Egyptian military court seeks death penalty over alleged Sisi assassination plot
An Egyptian military court sentenced eight people to death on Monday over an alleged plot to assassinate President Abdel Fattah el-Sisi and former Saudi Crown Prince Mohamed bin Nayef, according to local media.
According to the Egyptian daily Akhbar al-Youm, 292 defendants are facing trial in the same case, 151 of whom are currently in jail. The rest have been tried in absentia, including the eight who were handed death sentences.
The charges against the 292 defendants include the formation of terrorist cells and involvement in a number of terrorist operations, including two assassination attempts on Sisi in Egypt and Saudi Arabia.
Of the eight defendants, six are police officers who, according to a court statement, plotted to assassinate Sisi in Egypt by targeting his motorcades.
The two other defendants are Egyptian hotel workers in Saudi Arabia who allegedly plotted in 2014 to assassinate Sisi and bin Nayef during Sisi’s visit to Mecca that year - marking his first visit to his Saudi allies after he became president that same year.
A final court hearing is scheduled for 6 March, pending the ratification of the mufti, the highest religious authority, whose non-binding opinion is required before a final death penalty verdict is confirmed by court.

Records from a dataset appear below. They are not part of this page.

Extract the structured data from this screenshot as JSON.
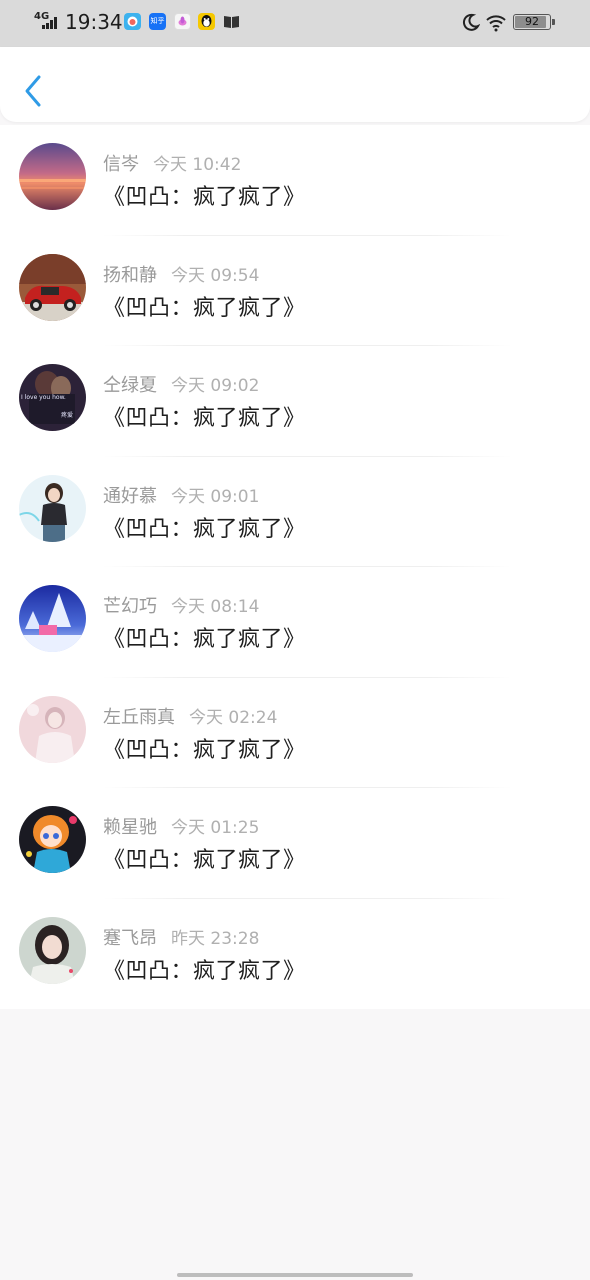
{
  "status_bar": {
    "network": "4G",
    "time": "19:34",
    "app_icons": [
      "weather-icon",
      "zhihu-icon",
      "lotus-icon",
      "qq-icon",
      "book-icon"
    ],
    "zhihu_label": "知乎",
    "battery": "92",
    "battery_level": 0.92
  },
  "header": {
    "back_icon": "chevron-left-icon",
    "accent_color": "#2f9be6"
  },
  "messages": [
    {
      "name": "信岑",
      "time": "今天 10:42",
      "text": "《凹凸：疯了疯了》",
      "avatar": "sunset-avatar"
    },
    {
      "name": "扬和静",
      "time": "今天 09:54",
      "text": "《凹凸：疯了疯了》",
      "avatar": "red-car-avatar"
    },
    {
      "name": "仝绿夏",
      "time": "今天 09:02",
      "text": "《凹凸：疯了疯了》",
      "avatar": "couple-avatar",
      "avatar_text_1": "I love you how.",
      "avatar_text_2": "疼爱"
    },
    {
      "name": "通好慕",
      "time": "今天 09:01",
      "text": "《凹凸：疯了疯了》",
      "avatar": "girl-avatar"
    },
    {
      "name": "芒幻巧",
      "time": "今天 08:14",
      "text": "《凹凸：疯了疯了》",
      "avatar": "winter-night-avatar"
    },
    {
      "name": "左丘雨真",
      "time": "今天 02:24",
      "text": "《凹凸：疯了疯了》",
      "avatar": "pink-portrait-avatar"
    },
    {
      "name": "赖星驰",
      "time": "今天 01:25",
      "text": "《凹凸：疯了疯了》",
      "avatar": "anime-girl-avatar"
    },
    {
      "name": "蹇飞昂",
      "time": "昨天 23:28",
      "text": "《凹凸：疯了疯了》",
      "avatar": "portrait-avatar"
    }
  ]
}
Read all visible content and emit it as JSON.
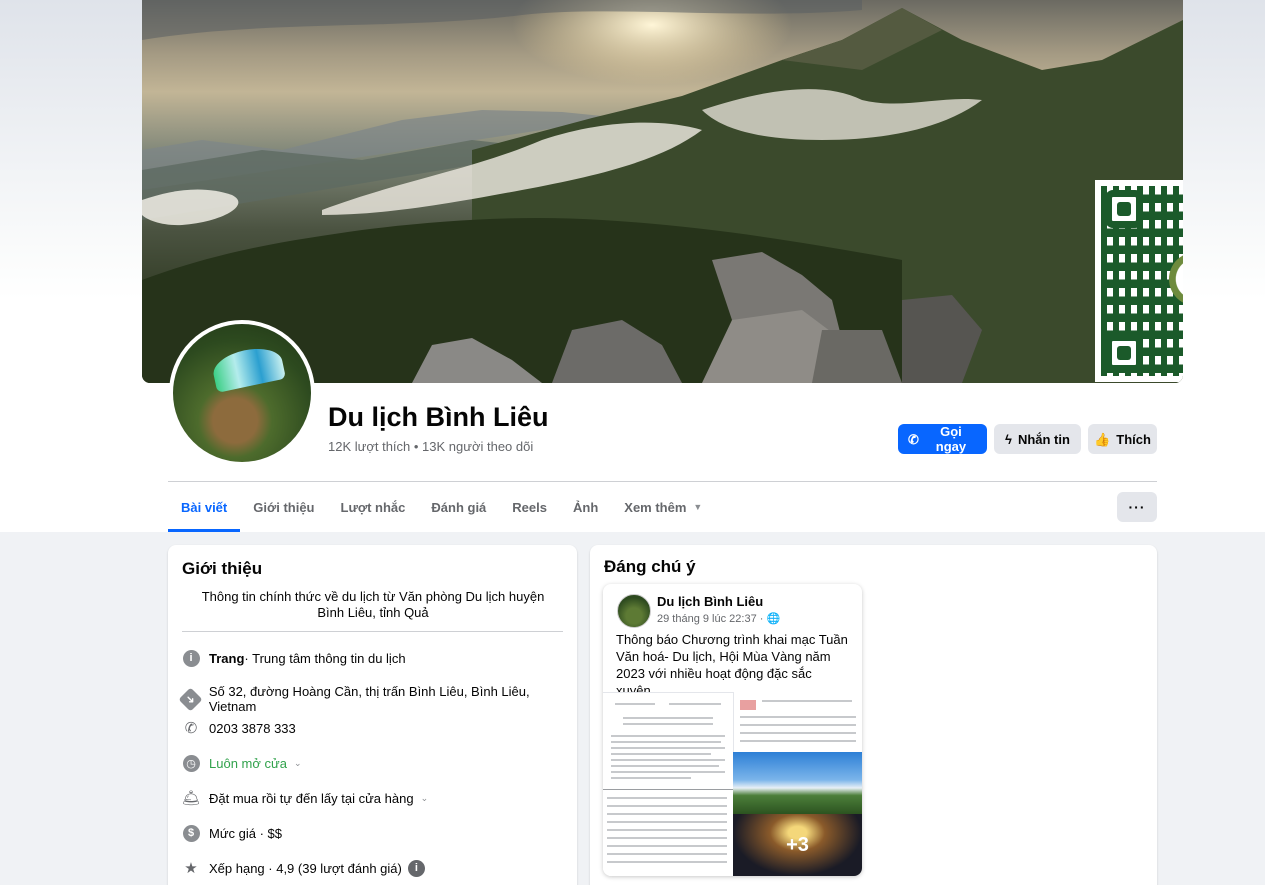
{
  "page": {
    "name": "Du lịch Bình Liêu",
    "stats": "12K lượt thích • 13K người theo dõi"
  },
  "actions": {
    "call": "Gọi ngay",
    "message": "Nhắn tin",
    "like": "Thích"
  },
  "tabs": [
    "Bài viết",
    "Giới thiệu",
    "Lượt nhắc",
    "Đánh giá",
    "Reels",
    "Ảnh",
    "Xem thêm"
  ],
  "more_menu": "···",
  "intro": {
    "title": "Giới thiệu",
    "description": "Thông tin chính thức về du lịch từ Văn phòng Du lịch huyện Bình Liêu, tỉnh Quả",
    "category_prefix": "Trang",
    "category": " · Trung tâm thông tin du lịch",
    "address": "Số 32, đường Hoàng Cần, thị trấn Bình Liêu, Bình Liêu, Vietnam",
    "phone": "0203 3878 333",
    "hours": "Luôn mở cửa",
    "service": "Đặt mua rồi tự đến lấy tại cửa hàng",
    "price": "Mức giá · $$",
    "rating": "Xếp hạng · 4,9 (39 lượt đánh giá)"
  },
  "notable": {
    "title": "Đáng chú ý",
    "post": {
      "author": "Du lịch Bình Liêu",
      "time": "29 tháng 9 lúc 22:37 ·",
      "text": "Thông báo Chương trình khai mạc Tuần Văn hoá- Du lịch, Hội Mùa Vàng năm 2023 với nhiều hoạt động đặc sắc xuyên...",
      "more_photos": "+3"
    }
  },
  "colors": {
    "accent": "#0866ff",
    "secondary_button": "#e4e6eb",
    "open_status": "#31a24c"
  }
}
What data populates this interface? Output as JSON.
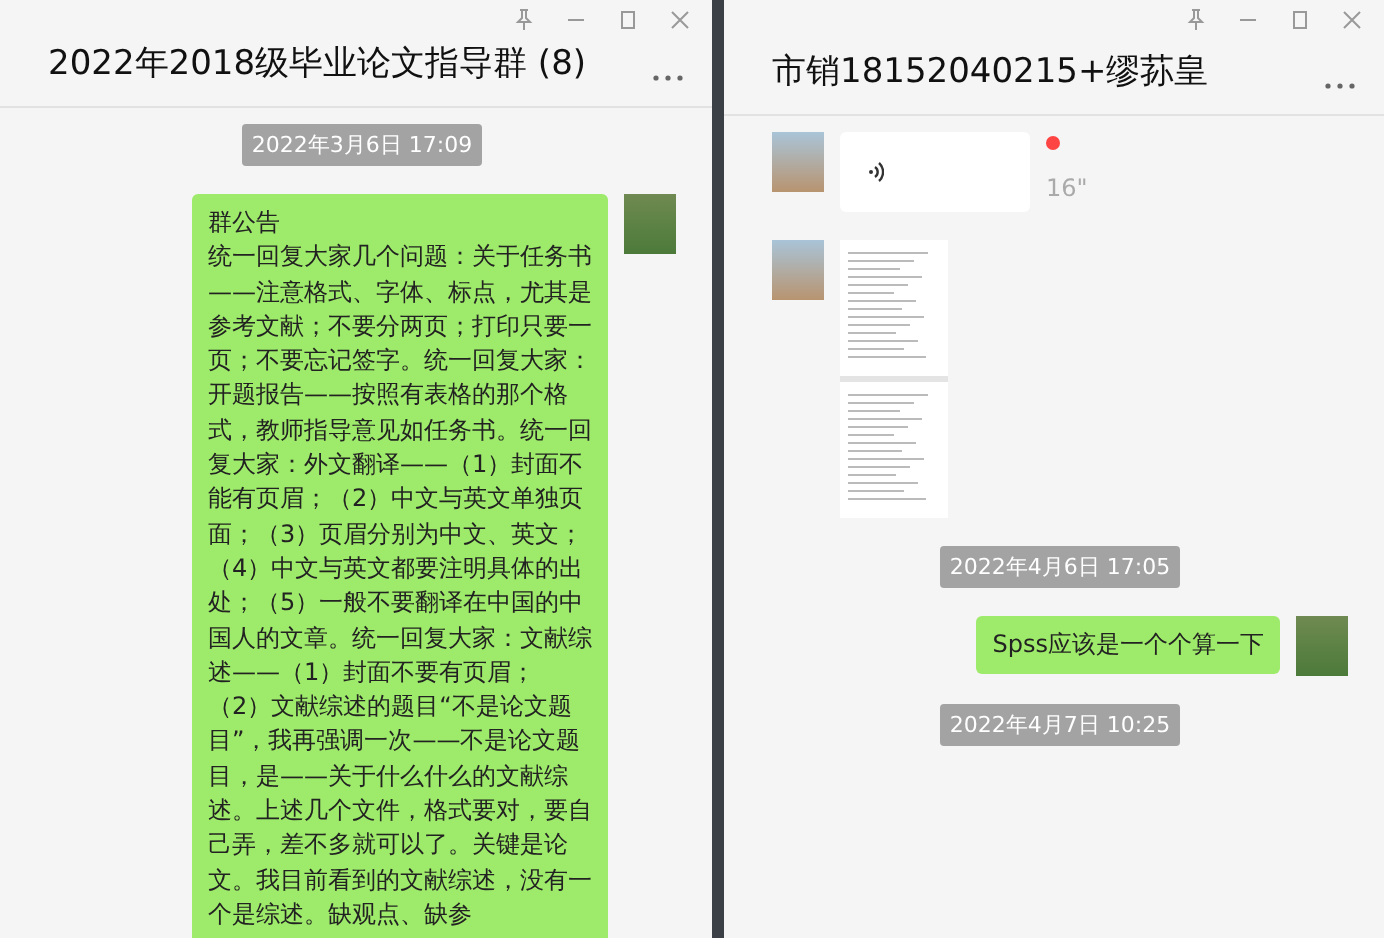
{
  "windows": [
    {
      "title": "2022年2018级毕业论文指导群 (8)",
      "messages": [
        {
          "kind": "time",
          "text": "2022年3月6日 17:09"
        },
        {
          "kind": "text",
          "outgoing": true,
          "title": "群公告",
          "text": "统一回复大家几个问题：关于任务书——注意格式、字体、标点，尤其是参考文献；不要分两页；打印只要一页；不要忘记签字。统一回复大家：开题报告——按照有表格的那个格式，教师指导意见如任务书。统一回复大家：外文翻译——（1）封面不能有页眉；（2）中文与英文单独页面；（3）页眉分别为中文、英文；（4）中文与英文都要注明具体的出处；（5）一般不要翻译在中国的中国人的文章。统一回复大家：文献综述——（1）封面不要有页眉；（2）文献综述的题目“不是论文题目”，我再强调一次——不是论文题目，是——关于什么什么的文献综述。上述几个文件，格式要对，要自己弄，差不多就可以了。关键是论文。我目前看到的文献综述，没有一个是综述。缺观点、缺参"
        }
      ]
    },
    {
      "title": "市销18152040215+缪荪皇",
      "messages": [
        {
          "kind": "voice",
          "outgoing": false,
          "duration": "16\"",
          "unread": true
        },
        {
          "kind": "image",
          "outgoing": false
        },
        {
          "kind": "time",
          "text": "2022年4月6日 17:05"
        },
        {
          "kind": "text",
          "outgoing": true,
          "text": "Spss应该是一个个算一下"
        },
        {
          "kind": "time",
          "text": "2022年4月7日 10:25"
        }
      ]
    }
  ]
}
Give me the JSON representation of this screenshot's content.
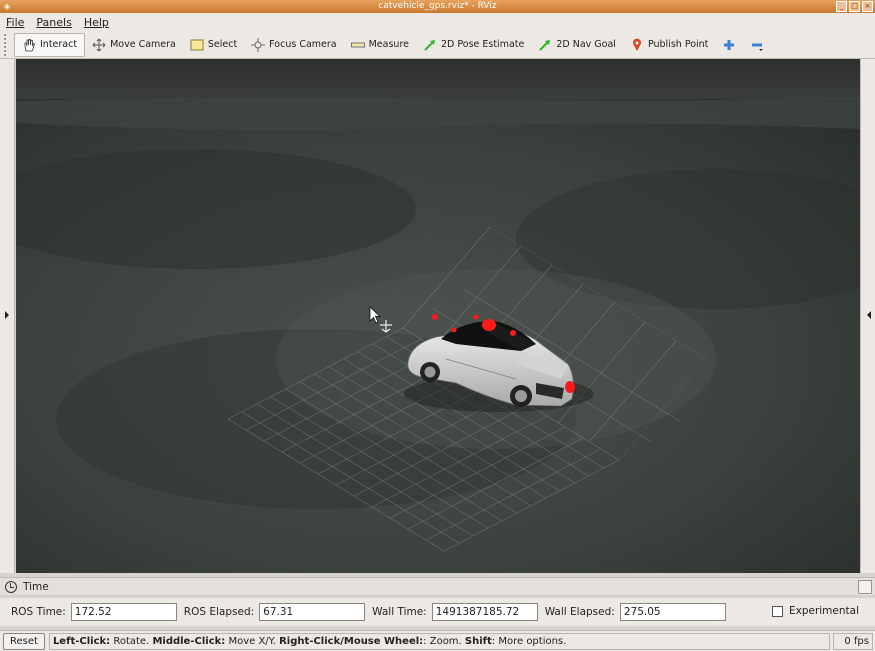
{
  "window": {
    "title": "catvehicle_gps.rviz* - RViz"
  },
  "menu": {
    "file": "File",
    "panels": "Panels",
    "help": "Help"
  },
  "toolbar": {
    "interact": "Interact",
    "move_camera": "Move Camera",
    "select": "Select",
    "focus_camera": "Focus Camera",
    "measure": "Measure",
    "pose_estimate": "2D Pose Estimate",
    "nav_goal": "2D Nav Goal",
    "publish_point": "Publish Point"
  },
  "time_panel": {
    "title": "Time",
    "ros_time_label": "ROS Time:",
    "ros_time": "172.52",
    "ros_elapsed_label": "ROS Elapsed:",
    "ros_elapsed": "67.31",
    "wall_time_label": "Wall Time:",
    "wall_time": "1491387185.72",
    "wall_elapsed_label": "Wall Elapsed:",
    "wall_elapsed": "275.05",
    "experimental_label": "Experimental"
  },
  "status": {
    "reset_label": "Reset",
    "hint_left_bold": "Left-Click:",
    "hint_left": " Rotate. ",
    "hint_middle_bold": "Middle-Click:",
    "hint_middle": " Move X/Y. ",
    "hint_right_bold": "Right-Click/Mouse Wheel:",
    "hint_right": ": Zoom. ",
    "hint_shift_bold": "Shift",
    "hint_shift": ": More options.",
    "fps": "0 fps"
  },
  "colors": {
    "accent": "#c9782e",
    "viewport_bg": "#313533",
    "marker": "#ff1a1a"
  }
}
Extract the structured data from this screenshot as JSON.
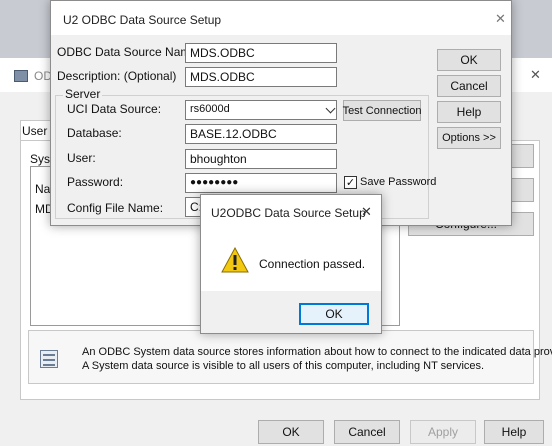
{
  "bg_window": {
    "title_partial": "OD",
    "tab_partial": "User D",
    "group_partial": "Syst",
    "list_header_partial": "Na",
    "list_row_partial": "MD",
    "configure_partial": "Configure...",
    "info_text_line1": "An ODBC System data source stores information about how to connect to the indicated data provider.",
    "info_text_line2": "A System data source is visible to all users of this computer, including NT services.",
    "ok_label": "OK",
    "cancel_label": "Cancel",
    "apply_label": "Apply",
    "help_label": "Help",
    "close_glyph": "✕"
  },
  "setup_dialog": {
    "title": "U2 ODBC Data Source Setup",
    "close_glyph": "✕",
    "dsn_label": "ODBC Data Source Name:",
    "dsn_value": "MDS.ODBC",
    "desc_label": "Description: (Optional)",
    "desc_value": "MDS.ODBC",
    "server_group": "Server",
    "uci_label": "UCI Data Source:",
    "uci_value": "rs6000d",
    "test_connection_label": "Test Connection",
    "database_label": "Database:",
    "database_value": "BASE.12.ODBC",
    "user_label": "User:",
    "user_value": "bhoughton",
    "password_label": "Password:",
    "password_value": "●●●●●●●●",
    "save_password_label": "Save Password",
    "save_password_checked": "✓",
    "config_label": "Config File Name:",
    "config_value": "C:\\",
    "ok_label": "OK",
    "cancel_label": "Cancel",
    "help_label": "Help",
    "options_label": "Options >>"
  },
  "message_box": {
    "title": "U2ODBC Data Source Setup",
    "close_glyph": "✕",
    "message": "Connection passed.",
    "ok_label": "OK",
    "icon": "warning-icon"
  },
  "colors": {
    "accent": "#0078d7",
    "warning": "#f2c811"
  }
}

Defendants have a right to appeal the sentence before a military court.
Egyptian civil and military courts have sentenced more than 1,400 people to death since Sisi’s ouster of his predecessor Mohammed Morsi in a military coup in 2013.
The sentences, according to Amnesty International, followed “grossly unfair trials” that relied on confessions extracted under torture. Most of those sentenced to death have been either members of the Muslim Brotherhood - from which Morsi hailed - or critics of the Sisi government.